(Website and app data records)
====

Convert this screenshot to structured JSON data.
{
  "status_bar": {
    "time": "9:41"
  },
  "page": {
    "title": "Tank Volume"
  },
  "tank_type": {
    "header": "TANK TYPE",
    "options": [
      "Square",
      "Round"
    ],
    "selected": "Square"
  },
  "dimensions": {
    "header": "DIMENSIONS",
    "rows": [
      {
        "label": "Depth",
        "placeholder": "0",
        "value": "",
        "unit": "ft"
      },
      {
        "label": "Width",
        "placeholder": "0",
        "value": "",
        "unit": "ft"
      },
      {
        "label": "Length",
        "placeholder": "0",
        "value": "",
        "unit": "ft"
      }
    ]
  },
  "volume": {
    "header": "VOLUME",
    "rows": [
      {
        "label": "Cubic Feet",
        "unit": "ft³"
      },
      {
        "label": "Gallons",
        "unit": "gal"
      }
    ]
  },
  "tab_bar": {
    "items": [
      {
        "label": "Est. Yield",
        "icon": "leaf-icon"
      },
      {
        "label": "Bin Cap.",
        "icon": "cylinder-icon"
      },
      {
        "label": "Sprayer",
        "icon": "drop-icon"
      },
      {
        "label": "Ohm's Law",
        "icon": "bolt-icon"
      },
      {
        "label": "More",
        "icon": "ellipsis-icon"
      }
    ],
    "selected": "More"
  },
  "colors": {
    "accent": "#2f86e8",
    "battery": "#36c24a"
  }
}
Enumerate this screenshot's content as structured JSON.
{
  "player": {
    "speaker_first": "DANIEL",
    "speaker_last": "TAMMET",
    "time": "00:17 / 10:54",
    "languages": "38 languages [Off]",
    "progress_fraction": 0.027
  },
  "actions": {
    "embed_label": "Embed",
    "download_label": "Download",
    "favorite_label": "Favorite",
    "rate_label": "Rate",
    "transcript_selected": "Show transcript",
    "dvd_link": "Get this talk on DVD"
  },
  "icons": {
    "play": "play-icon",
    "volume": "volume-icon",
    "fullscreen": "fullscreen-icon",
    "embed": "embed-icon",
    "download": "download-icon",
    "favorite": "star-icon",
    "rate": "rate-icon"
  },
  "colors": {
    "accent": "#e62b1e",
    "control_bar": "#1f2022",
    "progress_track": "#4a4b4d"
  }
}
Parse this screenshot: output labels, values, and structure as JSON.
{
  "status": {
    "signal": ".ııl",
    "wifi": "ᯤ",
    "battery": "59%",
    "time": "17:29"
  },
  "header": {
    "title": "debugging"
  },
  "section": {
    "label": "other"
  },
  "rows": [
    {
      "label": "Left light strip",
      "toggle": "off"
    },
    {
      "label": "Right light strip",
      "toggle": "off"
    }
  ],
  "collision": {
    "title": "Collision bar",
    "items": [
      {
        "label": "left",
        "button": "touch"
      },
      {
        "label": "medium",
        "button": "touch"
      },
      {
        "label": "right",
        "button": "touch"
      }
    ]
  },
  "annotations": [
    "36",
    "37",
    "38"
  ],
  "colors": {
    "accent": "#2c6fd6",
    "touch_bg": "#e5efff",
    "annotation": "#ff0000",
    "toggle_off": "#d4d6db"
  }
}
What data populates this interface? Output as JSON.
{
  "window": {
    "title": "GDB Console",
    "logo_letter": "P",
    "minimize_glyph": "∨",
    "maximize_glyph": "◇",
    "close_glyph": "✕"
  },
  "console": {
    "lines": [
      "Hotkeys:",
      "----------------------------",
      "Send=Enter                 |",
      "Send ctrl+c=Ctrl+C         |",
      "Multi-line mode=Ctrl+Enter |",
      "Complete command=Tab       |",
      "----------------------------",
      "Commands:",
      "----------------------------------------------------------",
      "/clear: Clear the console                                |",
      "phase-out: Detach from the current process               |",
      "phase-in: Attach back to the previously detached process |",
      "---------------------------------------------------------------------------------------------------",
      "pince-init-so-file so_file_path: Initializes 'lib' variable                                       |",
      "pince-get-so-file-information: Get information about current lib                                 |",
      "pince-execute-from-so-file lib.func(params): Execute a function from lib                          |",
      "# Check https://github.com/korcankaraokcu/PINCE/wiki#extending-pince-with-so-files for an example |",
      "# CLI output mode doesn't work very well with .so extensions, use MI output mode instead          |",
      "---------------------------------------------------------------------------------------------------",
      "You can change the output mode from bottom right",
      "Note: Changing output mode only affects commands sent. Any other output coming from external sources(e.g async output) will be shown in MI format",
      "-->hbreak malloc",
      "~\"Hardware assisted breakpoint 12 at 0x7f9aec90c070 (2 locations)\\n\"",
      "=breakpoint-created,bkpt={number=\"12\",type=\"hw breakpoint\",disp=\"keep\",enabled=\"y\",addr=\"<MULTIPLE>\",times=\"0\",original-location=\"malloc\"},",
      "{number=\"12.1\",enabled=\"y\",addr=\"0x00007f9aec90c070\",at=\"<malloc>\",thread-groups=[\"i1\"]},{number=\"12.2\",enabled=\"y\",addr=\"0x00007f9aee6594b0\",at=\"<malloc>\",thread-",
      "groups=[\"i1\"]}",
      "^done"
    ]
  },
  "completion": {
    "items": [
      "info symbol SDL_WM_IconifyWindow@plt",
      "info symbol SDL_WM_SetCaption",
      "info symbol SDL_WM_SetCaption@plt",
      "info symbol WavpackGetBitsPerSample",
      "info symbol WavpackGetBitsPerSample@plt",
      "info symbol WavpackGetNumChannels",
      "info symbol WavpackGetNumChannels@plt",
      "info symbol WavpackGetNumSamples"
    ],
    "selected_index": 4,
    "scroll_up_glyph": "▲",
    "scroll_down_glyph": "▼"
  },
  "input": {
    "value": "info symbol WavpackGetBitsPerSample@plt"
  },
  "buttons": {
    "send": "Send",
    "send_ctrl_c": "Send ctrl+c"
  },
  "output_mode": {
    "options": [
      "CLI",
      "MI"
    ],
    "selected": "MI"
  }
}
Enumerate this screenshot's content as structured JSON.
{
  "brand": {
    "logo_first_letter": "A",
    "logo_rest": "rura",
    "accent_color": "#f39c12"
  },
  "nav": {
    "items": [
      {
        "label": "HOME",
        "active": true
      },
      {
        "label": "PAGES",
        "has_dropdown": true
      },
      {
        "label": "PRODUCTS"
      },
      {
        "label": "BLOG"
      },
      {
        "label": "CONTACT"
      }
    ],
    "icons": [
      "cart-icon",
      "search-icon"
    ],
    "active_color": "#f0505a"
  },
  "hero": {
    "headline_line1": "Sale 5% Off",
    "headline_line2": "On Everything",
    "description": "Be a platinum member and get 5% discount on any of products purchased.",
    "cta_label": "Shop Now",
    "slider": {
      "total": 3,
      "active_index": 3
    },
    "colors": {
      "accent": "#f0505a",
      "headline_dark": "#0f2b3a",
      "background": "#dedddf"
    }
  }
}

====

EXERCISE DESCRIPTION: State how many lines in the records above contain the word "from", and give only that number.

ANSWER BOX: 4